You play William Stanton, a young man who lives in this section of New England. As the game starts, William is visited by a troubled friend, Edgar Wycherly, who hands him a strange object and tells him that he has been "sentenced to death." Shortly after Edgar leaves, another knock comes on William's door. Introducing himself as Dr. Egleton, the man at the door asks that you go and see your friend, Edgar, to determine what is wrong. Simply finding Edgar is not an easy task since the people of Pawtucket, Rhode Island, are not a friendly lot. The stormy skies of the town and countryside form a foreboding backdrop of gloom as you dig for answers. Only by talking to the right people at the right times will you figure out just what Edgar is up to.
The basic plot is one of only two good things about this game. (I'll get to the other thing later.) Getting into the plot is another matter altogether. The designers added in needless roadblocks all through the game. In the very beginning, for instance, there are numerous people sitting and standing about Pawtucket. But only one person in the entire town will talk to you about anything. When you find that key person, she has very little to say. You are referred to another unfriendly person whose attitude is not much better. When you finally find someone who is more talkative, the conversation happens so fast and so softly that you can't hear or understand them. The lack of subtitles (or any settings for that matter) greatly hindered my enjoyment during play.
The game is contained on 2 CD-ROMs. Installation was uneventful and caused me no problems. The first CD must be inserted each time you wish to play, but otherwise, there is no disk swapping involved. If you have played either of the Dracula games (Resurrection or The Last Sanctuary), you will recognize the interface, which is identical in this game. The only reason to use your keyboard is to press the ESCape key, which accesses the main menu game save/load and exit. All the rest is handled with a mouse click. That would be okay if the interface worked smoothly, but it didn't. The inventory management is cumbersome and entirely too graphically intense for many systems. A picture might speak a thousand words, but I'd like a description of what I just picked up, not just a graphic of it. To make matters worse, directional cursors are too close together in many of the areas where pinpointing a specific direction is vital for your survival. I also prefer more freedom for saving games than the 8 slots provided.
The atmosphere is supposed to be dark and gloomy, but they overdid it in my opinion. Maybe it was just my monitor, but I had trouble seeing many of the screens even with the brightness and contrast maxed and playing in a dark room.
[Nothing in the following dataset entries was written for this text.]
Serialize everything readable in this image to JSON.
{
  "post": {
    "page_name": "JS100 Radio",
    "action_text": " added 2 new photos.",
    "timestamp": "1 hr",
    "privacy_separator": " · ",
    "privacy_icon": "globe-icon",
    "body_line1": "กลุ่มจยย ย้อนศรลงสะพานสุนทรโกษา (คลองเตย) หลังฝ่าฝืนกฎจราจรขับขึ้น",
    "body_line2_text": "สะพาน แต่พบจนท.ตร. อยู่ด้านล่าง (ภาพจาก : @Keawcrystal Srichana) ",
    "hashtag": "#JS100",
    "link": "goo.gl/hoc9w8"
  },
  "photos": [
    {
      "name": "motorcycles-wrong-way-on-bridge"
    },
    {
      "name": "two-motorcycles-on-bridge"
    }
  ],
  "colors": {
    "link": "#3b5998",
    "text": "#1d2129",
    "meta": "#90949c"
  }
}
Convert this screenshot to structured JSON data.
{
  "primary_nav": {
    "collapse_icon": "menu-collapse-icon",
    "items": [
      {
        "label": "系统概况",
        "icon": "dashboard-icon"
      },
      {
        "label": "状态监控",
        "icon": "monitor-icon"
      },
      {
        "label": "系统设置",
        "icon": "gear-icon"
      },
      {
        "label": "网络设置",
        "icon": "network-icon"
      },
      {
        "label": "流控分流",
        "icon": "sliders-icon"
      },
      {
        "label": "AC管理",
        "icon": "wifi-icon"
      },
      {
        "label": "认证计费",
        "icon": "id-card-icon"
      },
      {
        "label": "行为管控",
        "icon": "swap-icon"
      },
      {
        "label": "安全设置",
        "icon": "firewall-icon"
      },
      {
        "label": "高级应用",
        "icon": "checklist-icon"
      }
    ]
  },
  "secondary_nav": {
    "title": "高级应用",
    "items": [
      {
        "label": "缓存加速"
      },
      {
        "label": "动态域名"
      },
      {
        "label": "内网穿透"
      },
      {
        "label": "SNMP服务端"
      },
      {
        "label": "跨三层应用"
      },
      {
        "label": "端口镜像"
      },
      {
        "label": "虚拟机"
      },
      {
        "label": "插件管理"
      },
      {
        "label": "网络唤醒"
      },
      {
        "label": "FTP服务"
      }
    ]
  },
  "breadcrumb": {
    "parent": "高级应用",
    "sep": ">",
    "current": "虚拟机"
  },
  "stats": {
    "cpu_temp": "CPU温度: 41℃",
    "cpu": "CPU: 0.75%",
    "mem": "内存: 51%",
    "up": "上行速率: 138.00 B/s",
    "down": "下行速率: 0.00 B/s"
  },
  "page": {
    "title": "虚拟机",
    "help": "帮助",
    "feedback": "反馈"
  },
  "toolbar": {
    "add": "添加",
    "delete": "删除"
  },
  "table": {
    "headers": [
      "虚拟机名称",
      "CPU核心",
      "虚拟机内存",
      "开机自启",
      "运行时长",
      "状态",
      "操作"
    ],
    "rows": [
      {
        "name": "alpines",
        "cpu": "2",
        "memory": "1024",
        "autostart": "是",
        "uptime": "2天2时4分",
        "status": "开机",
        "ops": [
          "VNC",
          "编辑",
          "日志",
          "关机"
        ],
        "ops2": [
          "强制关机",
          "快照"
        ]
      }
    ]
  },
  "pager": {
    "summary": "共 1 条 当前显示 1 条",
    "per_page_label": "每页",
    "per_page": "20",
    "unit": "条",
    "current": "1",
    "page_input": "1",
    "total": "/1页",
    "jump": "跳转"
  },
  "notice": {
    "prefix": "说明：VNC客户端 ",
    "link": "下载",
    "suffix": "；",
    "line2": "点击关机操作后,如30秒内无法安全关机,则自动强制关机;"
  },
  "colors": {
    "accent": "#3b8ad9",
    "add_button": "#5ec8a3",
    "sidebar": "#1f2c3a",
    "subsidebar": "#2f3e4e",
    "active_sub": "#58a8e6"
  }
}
The character features are fair -- the only exception being the main character, William Stanton, who is the most lifelike. Many of the others lacked portions of their teeth in some scenes when earlier they had a full set. (Very disconcerting!) Lip-sync was pretty good in most instances, but the majority of my time was spent listening to what they were saying rather than watching them say it.
The music was dismal, in the literal sense. It lacked interest or merit and I thought it was dreadful. Not to say that's a terrible thing, considering the nature of the story, but I thought it lacked imagination and wasn't overly creative. Sounds mainly consisted of the opening a drawer or unlocking a door, but nothing out of the ordinary.
The creative puzzles in Necronomicon present the second good thing about this game. More than just item-oriented, the puzzles must be solved by studying written texts and analyzing the data presented to you. There are several strange lock mechanisms, the clues for which are hidden and elaborately orchestrated. For those players who are visually or hearing impaired, they will be pleased that there are no color or sound puzzles here as such. I am not much of a maze fan myself, but I must give the designers credit where credit is due. The mazes are very creative and, much to my chagrin, they are impossible to map! There are 3 true mazes, all distinctly different from each other, and several other areas that could be considered maze-like. Negotiating those mazes can be frustrating at times, however, due to the nature of the directional cursor. Overall, the puzzles are of medium difficulty, with the only real negative being the fact that some of them are timed. At least this is all adventure with absolutely no action as such.
In conclusion, you will be disappointed if you are expecting this to be equal to either of the Dracula games. While the story and puzzles are interesting and somewhat challenging, the many other bad aspects of Necronomicon overshadow them.
-- Jeanne Muse